CHAMPAIGN – Esther Muhr and the 137 students in her Bottenfield School enrichment classes trek daily, rain or shine, across two parking lots to their classroom in Faith United Methodist Church.
Muhr said everyone's adjusted well to that displacement.
"There's just not a spot for enrichment classes here at Bottenfield," said Muhr, who's taught at the school for three years. "One day, I realized there was this nice, big empty church next door; we asked their board, and it works out just fine. I take groups over there throughout the day, and there's a nice conference room that serves as a classroom." The church doesn't charge the school for its use.
If voters approve a $66 million bond issue March 21, it will authorize major repairs and upgrades in all district elementary schools except the two newest, Barkstall and Stratton.
The three new schools are high profile, Chief Financial Officer Gene Logas said, "but the improvements to the schools are the heart of the referendum. They'll affect 3,000 students every day."
Bottenfield is in line for almost $4 million worth of work that would include adding classrooms and support space and a new gym and performing arts area – space to accommodate Muhr's enrichment students.
Principal Barb Daly said the work is long overdue.
"We just want everyone under one roof, although the church has been very generous," Daly said. "We don't have enough space to get our whole population in one meeting room, so we'd be adding a gym. We need physical education and performance space away from the cafeteria. We'd add six classrooms, two to replace the portable classrooms out behind the buildings."
Two classrooms on the south end of the school would hold music, reading recovery and literacy classes; classrooms to be built on the west end of the school would hold art, enrichment, special education and support services classes.
Daly said her special education teachers now work in one room that's divided down the middle, a situation that's far from ideal because a teacher on one side might be working with a very vocal child while a teacher on the other works with a child who needs to concentrate.
Muhr's office is in one of the two portable classrooms parked behind the school, trailers that would be removed if the bond issue passes.
"I have a desk in the literacy center," she said. "The other portable is the music classroom."
Muhr said parents are happy to sign permission slips to allow their children to go to the church for class because they're happy to have their children participate in enrichment, classes that help youngsters improve critical-thinking skills.
But she said it would be more convenient and save time if the classroom were in the school building.
"It would be nice," Muhr said.
Said Daly: "Our teachers will always focus on student achievement, and they need facilities that will help them teach. Walking outside four or five times a day doesn't do that. And you have to remember: Bottenfield's a relatively new school in the district, only 50 years old, and we're in relatively good shape."

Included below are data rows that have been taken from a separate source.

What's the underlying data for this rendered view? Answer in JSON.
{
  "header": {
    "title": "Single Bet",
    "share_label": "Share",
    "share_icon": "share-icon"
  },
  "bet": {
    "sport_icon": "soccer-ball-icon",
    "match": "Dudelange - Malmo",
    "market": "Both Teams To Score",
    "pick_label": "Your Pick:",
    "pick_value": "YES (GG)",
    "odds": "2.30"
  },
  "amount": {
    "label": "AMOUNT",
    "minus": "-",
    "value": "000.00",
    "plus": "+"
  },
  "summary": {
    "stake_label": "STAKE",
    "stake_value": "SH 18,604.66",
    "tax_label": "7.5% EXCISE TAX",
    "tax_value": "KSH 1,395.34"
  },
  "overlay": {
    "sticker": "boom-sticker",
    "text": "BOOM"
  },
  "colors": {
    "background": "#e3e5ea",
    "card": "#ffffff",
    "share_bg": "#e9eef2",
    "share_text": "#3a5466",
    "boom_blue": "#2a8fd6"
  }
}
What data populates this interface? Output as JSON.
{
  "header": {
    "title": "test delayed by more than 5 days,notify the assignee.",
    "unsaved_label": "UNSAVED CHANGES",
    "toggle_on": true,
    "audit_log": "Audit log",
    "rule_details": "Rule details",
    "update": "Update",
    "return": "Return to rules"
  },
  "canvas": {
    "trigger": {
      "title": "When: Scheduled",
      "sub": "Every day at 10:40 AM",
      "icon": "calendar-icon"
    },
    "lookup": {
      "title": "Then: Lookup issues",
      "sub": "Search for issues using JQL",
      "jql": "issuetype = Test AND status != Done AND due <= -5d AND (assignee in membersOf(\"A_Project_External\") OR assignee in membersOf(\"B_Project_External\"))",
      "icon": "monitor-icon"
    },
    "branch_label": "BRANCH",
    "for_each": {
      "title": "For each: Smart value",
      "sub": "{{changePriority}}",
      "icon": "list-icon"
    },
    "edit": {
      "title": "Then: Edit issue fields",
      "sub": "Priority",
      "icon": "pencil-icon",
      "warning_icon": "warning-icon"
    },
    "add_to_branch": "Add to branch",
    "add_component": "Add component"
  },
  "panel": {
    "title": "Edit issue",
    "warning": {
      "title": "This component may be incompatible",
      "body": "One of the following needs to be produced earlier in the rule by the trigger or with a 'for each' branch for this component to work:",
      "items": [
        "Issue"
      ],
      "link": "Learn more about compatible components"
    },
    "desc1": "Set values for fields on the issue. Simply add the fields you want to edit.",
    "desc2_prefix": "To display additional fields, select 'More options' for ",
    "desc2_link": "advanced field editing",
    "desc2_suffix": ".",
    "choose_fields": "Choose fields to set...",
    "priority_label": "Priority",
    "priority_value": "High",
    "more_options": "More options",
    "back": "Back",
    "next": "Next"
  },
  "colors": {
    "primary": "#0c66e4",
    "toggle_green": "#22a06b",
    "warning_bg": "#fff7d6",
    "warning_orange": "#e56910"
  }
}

Kristin Camp, principal of Carrie Busey School, said the $3.7 million worth of work that would be done at her school would include a new gym with a stage, two new classrooms, two new restrooms, remodeled computer rooms and a remodeled library.
"What we're looking at here is the fact that one room serves as a cafeteria, a gym and a community room," Campi said. "That means we have to schedule everything around lunch and P.E. We have a small window to get 390 students through lunch and then clean up for P.E. That drives our entire schedule, our whole day."
Camp said a new gym would separate lunch and P.E. and give the school extra storage space so everything now stored in the halls could be put away.
Extra classrooms would solve other problems, she said.
"We have six specialists sharing one room, our enrichment and reading specialists, our psychologist and speech and hearing specialists," Camp said. "We get it done, but it's not the best situation."
Portables also stand behind Washington School, which was built in 1950. Principal Sherry Alimi said the portables are used for office space, storage for physical education equipment and for band and orchestra because there's no room in the community room.
Alimi's school focuses a lot on art and performing arts – the district's new music curriculum coordinator, Bob Smith, is based there – and the referendum calls for construction of new performing arts space and other improvements valued at about $4.6 million. Alimi said they would include enlarging Washington's library and building a computer lab.
Jesus Yepez, a social worker at Washington, said that two years ago he, Gail Groff and their intern worked with children in a small storage area between two kindergarten classes, an area with little of the privacy social workers need to deal with children's difficulties.
"After it became apparent that wasn't a very good idea, the district moved one of the two portables at Centennial to Washington and gave it to us to use," Yepez said. "They set it up on the blacktop, and it's spacious and accessible. But for the kids and staff members to go back and forth to the main building is very cumbersome."
There's also not a lot of privacy in the portable, which has dividers that don't reach to the ceiling.
"There's a space on the other side of the wall a P.E. teacher uses for equipment, and the psychologist who comes in once a week uses the space next to the P.E. equipment," Yepez said. "She's worse off than we are."
Major improvements at other elementary schools would include a gym and classrooms at Garden Hills; a gym and new windows at Kenwood; remodeling and windows at Robeson; a new gym, classrooms and entry at South Side; and classrooms, a gym, windows and playground equipment at Westview.
"We need safe, modern facilities for all students with equalized program space," Superintendent Arthur Culver said. "We should do better."